That’s important, so I’m going to repeat it.

Just because a patient holds a false belief regarding the cause their itching, biting and crawling sensations, this does not mean their itching biting and crawling sensations are “purely psychological”. The only thing that is in any sense “purely psychological” is their false belief about the cause of those sensations.

If I have headaches, but I attribute those headaches to FBI mind control rays, then this does not mean that my headaches are purely psychological. It just means I hold a delusional belief about the cause of those headaches.

So, yes, delusions are psychological. If a patient thinks that living fibers are burrowing into his eyeballs, then that’s probably psychological. But even here, doctors do not “dismiss”. A delusion can be quite a serious problem. It’s hardly something to brush aside. But at the same time, it’s very difficult to discuss with the patient. For the patient, if you question their delusion, you are questioning the whole basis of their illness. To these patients, it might feel like you are “dismissing their symptoms as psychological”, when in fact you are simply noting that they have one delusional belief regarding their real physical symptoms.

The MRF and the OSU-CHS-CIMD exist to raise public awareness of Morgellons and to raise funds. So it suits their purposes to claim that patients are having their physical symptoms dismissed. But it’s ultimately disingenuous, as doctors do NOT dismiss physical symptoms. They don’t even dismiss psychological symptoms. But some patients hold delusional beliefs regarding the causes of their physical symptoms. They then claim that, since the doctor tried to explain that this was a delusion (and perhaps treat it), then their physical symptoms were being dismissed as psychological.

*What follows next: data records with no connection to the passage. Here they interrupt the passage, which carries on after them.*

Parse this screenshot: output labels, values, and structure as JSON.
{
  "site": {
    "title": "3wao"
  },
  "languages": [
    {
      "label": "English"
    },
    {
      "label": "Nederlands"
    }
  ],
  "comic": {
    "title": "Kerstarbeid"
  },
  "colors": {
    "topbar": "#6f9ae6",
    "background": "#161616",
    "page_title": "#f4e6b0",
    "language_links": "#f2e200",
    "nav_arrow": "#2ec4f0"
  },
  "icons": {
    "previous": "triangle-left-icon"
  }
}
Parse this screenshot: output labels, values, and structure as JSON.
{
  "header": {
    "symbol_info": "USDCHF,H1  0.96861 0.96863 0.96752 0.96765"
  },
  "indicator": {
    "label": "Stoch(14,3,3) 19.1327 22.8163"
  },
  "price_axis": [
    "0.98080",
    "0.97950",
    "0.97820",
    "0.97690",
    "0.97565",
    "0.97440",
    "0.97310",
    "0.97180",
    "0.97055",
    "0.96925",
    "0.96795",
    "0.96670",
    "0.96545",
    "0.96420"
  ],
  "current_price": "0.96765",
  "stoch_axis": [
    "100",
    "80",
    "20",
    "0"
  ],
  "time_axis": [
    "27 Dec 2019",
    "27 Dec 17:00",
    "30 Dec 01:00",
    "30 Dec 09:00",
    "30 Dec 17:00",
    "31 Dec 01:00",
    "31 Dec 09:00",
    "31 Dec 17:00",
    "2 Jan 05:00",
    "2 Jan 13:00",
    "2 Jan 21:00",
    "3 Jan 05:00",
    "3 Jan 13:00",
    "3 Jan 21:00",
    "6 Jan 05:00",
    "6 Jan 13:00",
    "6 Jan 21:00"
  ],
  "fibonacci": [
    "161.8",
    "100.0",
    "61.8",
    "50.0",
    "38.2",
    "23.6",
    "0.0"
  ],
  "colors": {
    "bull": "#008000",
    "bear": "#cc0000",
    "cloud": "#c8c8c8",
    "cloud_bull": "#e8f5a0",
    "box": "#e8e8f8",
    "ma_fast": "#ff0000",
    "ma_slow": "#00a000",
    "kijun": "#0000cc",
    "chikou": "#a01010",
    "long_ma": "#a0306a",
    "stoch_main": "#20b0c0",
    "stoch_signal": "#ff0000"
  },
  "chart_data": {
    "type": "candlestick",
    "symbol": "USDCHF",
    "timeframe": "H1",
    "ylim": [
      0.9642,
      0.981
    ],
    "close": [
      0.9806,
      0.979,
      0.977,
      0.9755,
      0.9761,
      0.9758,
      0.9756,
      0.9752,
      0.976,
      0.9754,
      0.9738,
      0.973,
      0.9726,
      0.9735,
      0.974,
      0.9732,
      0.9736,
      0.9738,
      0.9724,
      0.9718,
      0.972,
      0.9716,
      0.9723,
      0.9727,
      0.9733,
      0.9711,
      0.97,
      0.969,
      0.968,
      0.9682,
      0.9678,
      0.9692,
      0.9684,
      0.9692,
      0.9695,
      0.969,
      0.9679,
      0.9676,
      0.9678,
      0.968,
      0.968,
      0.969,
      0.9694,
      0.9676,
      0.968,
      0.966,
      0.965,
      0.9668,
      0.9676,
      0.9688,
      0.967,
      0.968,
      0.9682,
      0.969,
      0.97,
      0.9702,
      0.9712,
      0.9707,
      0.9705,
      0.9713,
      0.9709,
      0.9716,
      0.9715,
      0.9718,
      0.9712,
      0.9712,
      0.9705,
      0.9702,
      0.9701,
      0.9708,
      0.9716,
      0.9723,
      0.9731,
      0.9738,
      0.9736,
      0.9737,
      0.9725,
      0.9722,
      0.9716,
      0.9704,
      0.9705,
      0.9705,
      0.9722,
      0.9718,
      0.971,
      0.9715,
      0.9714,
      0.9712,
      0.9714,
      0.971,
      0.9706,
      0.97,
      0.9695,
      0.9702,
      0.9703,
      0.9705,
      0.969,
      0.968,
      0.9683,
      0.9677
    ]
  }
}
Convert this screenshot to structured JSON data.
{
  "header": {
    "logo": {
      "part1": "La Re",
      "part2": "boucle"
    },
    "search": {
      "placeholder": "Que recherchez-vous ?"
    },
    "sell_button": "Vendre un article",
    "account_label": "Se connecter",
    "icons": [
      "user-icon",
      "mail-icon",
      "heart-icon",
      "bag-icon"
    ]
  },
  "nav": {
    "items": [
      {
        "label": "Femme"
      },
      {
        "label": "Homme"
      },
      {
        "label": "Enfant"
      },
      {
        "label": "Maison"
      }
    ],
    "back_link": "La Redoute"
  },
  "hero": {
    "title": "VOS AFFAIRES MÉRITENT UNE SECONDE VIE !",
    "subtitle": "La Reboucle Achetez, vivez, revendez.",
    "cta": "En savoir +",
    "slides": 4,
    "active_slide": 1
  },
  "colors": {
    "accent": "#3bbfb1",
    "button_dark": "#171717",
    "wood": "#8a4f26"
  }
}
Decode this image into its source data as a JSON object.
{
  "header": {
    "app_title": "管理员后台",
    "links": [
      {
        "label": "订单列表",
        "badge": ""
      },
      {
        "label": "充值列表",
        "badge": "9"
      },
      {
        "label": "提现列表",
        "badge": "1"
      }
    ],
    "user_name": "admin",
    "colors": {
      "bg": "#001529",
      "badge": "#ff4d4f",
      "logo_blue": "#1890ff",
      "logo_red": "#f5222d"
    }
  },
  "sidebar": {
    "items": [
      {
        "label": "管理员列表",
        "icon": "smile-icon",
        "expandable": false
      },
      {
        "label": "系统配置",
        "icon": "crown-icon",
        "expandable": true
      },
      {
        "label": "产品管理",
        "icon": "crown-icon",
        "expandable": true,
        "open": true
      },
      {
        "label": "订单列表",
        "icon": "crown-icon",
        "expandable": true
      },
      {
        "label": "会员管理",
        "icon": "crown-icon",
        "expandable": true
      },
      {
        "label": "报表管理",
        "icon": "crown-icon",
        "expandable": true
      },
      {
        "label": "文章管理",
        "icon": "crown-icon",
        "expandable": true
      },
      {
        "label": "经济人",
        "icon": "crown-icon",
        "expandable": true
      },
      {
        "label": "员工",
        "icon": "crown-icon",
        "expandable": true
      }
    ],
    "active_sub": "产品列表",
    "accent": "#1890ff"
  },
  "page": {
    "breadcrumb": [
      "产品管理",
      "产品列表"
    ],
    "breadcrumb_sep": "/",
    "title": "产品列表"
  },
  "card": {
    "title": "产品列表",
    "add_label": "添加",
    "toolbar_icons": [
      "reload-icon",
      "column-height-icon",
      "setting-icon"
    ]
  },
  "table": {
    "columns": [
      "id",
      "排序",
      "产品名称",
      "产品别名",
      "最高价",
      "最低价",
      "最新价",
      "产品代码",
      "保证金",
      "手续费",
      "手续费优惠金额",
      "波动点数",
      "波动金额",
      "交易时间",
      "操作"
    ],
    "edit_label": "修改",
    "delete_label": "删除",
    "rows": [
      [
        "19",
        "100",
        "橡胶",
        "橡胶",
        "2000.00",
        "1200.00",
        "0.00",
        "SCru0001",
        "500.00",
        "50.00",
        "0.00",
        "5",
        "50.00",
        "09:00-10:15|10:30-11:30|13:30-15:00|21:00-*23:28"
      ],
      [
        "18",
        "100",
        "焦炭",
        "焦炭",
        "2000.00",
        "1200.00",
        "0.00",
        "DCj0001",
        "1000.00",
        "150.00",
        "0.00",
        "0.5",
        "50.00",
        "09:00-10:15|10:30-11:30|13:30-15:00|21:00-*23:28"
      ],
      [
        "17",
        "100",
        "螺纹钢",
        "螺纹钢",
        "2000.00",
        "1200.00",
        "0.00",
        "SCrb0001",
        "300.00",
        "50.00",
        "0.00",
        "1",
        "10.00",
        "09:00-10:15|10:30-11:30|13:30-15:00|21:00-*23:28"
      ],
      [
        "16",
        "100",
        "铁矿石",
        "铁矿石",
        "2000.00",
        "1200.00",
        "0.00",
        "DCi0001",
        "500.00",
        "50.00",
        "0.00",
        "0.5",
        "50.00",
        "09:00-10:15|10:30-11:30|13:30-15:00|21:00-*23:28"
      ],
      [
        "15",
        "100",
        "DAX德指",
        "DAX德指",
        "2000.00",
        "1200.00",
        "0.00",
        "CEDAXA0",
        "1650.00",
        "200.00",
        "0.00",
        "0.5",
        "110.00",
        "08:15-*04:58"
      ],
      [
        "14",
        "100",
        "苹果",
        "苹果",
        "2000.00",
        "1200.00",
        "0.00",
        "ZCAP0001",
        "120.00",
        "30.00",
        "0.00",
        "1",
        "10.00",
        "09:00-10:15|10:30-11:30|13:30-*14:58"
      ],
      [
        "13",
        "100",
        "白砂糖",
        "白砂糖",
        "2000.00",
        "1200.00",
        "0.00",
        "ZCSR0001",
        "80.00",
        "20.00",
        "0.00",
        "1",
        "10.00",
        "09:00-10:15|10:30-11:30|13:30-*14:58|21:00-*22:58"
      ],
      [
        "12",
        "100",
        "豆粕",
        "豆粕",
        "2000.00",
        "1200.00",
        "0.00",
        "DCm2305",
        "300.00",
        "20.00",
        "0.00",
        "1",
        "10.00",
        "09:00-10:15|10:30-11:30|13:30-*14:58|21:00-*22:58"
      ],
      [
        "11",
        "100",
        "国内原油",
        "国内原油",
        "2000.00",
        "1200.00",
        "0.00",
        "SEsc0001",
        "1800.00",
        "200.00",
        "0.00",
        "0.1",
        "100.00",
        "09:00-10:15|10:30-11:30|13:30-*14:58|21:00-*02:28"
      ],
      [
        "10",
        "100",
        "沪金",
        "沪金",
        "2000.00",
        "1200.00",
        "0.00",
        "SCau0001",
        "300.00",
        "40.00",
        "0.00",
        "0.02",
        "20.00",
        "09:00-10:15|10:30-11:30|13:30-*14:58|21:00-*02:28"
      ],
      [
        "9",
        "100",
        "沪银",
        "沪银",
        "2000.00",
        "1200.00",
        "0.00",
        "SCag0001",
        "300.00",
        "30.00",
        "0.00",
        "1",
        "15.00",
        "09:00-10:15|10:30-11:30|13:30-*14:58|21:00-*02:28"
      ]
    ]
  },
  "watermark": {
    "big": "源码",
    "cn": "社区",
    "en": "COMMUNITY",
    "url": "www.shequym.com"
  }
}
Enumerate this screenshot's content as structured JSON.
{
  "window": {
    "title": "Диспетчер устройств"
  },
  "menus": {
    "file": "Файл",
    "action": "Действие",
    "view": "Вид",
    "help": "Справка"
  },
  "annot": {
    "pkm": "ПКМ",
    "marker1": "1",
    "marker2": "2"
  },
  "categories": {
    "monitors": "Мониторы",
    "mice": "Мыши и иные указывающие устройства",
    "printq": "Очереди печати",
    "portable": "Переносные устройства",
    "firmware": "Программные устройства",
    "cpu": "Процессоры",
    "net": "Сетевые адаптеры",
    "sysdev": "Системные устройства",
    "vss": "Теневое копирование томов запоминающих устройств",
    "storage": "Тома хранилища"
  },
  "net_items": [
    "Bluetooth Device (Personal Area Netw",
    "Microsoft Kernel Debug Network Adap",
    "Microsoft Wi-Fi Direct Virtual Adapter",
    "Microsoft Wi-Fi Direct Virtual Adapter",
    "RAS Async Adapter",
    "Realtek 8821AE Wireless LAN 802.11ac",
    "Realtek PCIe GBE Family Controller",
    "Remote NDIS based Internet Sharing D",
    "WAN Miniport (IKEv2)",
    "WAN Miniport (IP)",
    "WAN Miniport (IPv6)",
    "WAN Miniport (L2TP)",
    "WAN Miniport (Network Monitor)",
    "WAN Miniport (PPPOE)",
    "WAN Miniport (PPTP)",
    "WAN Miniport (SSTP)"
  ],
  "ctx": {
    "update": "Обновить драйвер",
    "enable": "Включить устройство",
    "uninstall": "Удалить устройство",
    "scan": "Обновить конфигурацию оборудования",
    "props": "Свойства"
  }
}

In reality, the only symptoms that were being “dismissed” as psychological, were the psychological symptoms.

© 2012 Morgellons Watch Suffusion theme by Sayontan Sinha